▶ **WHAT IS NEEDED**: Whichever lines include the word "shortcut", copy them as they appear in the data.

▶ **RECORDS**:
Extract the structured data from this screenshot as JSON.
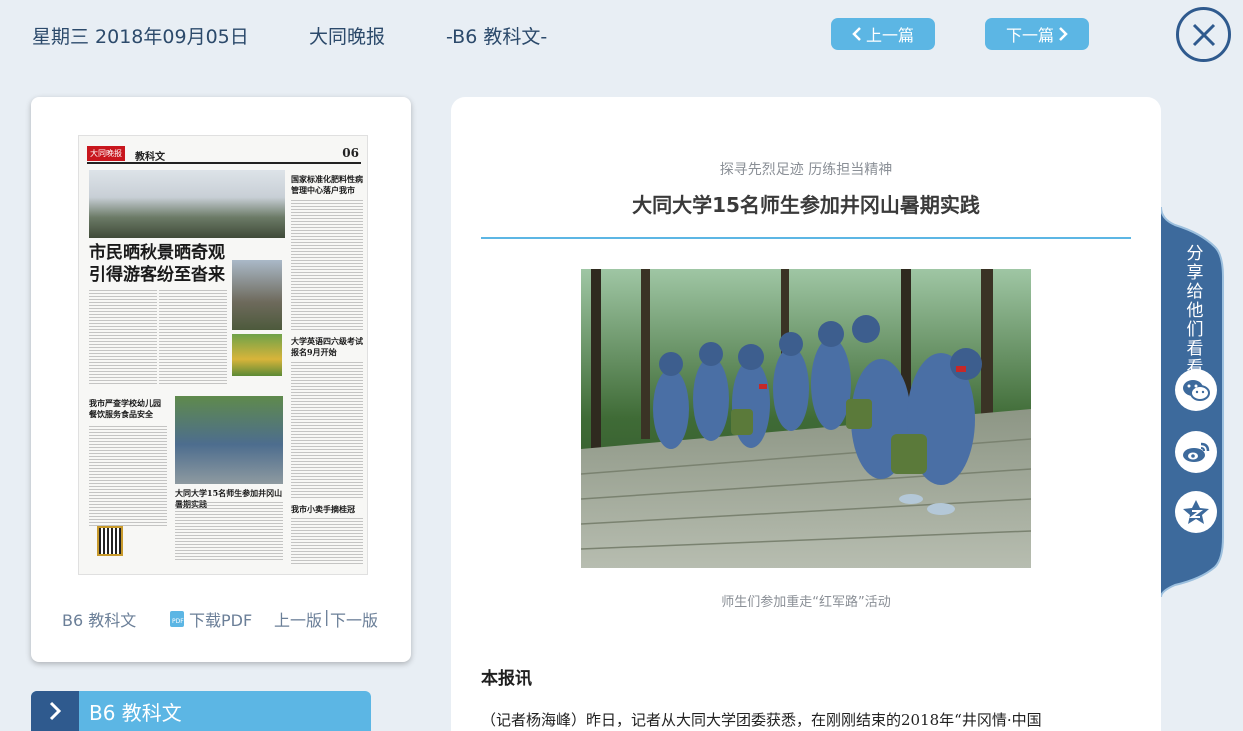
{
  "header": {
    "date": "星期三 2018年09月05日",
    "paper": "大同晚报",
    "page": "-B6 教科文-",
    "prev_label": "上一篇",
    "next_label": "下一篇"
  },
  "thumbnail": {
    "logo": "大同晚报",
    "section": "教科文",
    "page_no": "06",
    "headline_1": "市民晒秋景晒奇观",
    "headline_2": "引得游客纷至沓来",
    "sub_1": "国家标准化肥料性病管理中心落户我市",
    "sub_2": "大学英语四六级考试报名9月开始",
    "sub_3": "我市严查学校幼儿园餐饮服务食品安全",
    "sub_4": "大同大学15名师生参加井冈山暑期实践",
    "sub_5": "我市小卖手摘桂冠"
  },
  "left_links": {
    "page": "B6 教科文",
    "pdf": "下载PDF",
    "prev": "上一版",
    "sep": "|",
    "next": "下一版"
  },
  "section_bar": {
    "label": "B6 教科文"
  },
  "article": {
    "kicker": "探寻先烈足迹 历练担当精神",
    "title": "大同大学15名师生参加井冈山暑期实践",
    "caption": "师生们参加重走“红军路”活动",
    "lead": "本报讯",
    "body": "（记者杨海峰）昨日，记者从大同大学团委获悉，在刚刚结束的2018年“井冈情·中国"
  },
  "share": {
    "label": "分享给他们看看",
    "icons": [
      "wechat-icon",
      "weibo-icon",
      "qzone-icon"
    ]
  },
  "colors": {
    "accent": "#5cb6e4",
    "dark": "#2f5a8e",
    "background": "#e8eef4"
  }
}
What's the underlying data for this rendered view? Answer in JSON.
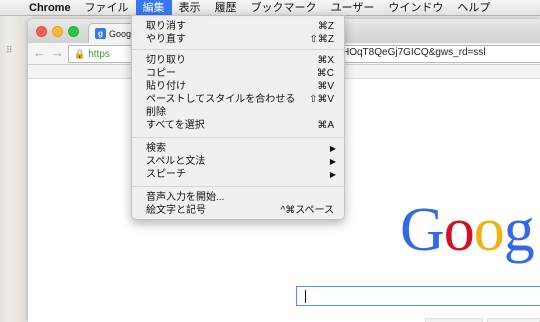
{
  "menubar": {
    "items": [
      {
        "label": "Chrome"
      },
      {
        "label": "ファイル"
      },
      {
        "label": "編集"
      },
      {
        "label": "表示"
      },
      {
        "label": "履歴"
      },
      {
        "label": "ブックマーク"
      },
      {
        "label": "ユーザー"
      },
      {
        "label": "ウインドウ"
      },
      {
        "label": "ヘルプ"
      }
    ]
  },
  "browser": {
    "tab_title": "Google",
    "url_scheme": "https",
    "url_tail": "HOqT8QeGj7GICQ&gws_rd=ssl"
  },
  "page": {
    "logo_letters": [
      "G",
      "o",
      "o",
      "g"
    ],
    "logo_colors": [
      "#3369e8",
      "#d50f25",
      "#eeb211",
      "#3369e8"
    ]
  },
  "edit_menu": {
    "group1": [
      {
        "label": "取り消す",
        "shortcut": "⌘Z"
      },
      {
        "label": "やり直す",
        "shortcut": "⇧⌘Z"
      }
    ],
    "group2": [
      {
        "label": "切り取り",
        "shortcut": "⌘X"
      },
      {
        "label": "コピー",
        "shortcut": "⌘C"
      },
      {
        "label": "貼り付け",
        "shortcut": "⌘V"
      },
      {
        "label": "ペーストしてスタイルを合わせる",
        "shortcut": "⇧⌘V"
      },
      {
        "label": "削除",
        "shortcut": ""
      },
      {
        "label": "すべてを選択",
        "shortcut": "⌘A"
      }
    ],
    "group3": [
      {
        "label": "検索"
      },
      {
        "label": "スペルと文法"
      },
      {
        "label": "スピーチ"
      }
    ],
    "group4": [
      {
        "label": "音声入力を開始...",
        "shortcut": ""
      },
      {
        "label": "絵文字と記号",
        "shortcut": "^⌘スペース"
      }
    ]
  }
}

▶ **ANSWER BELOW**:
        "shortcut": "⌘Z"
        "shortcut": "⇧⌘Z"
        "shortcut": "⌘X"
        "shortcut": "⌘C"
        "shortcut": "⌘V"
        "shortcut": "⇧⌘V"
        "shortcut": ""
        "shortcut": "⌘A"
        "shortcut": ""
        "shortcut": "^⌘スペース"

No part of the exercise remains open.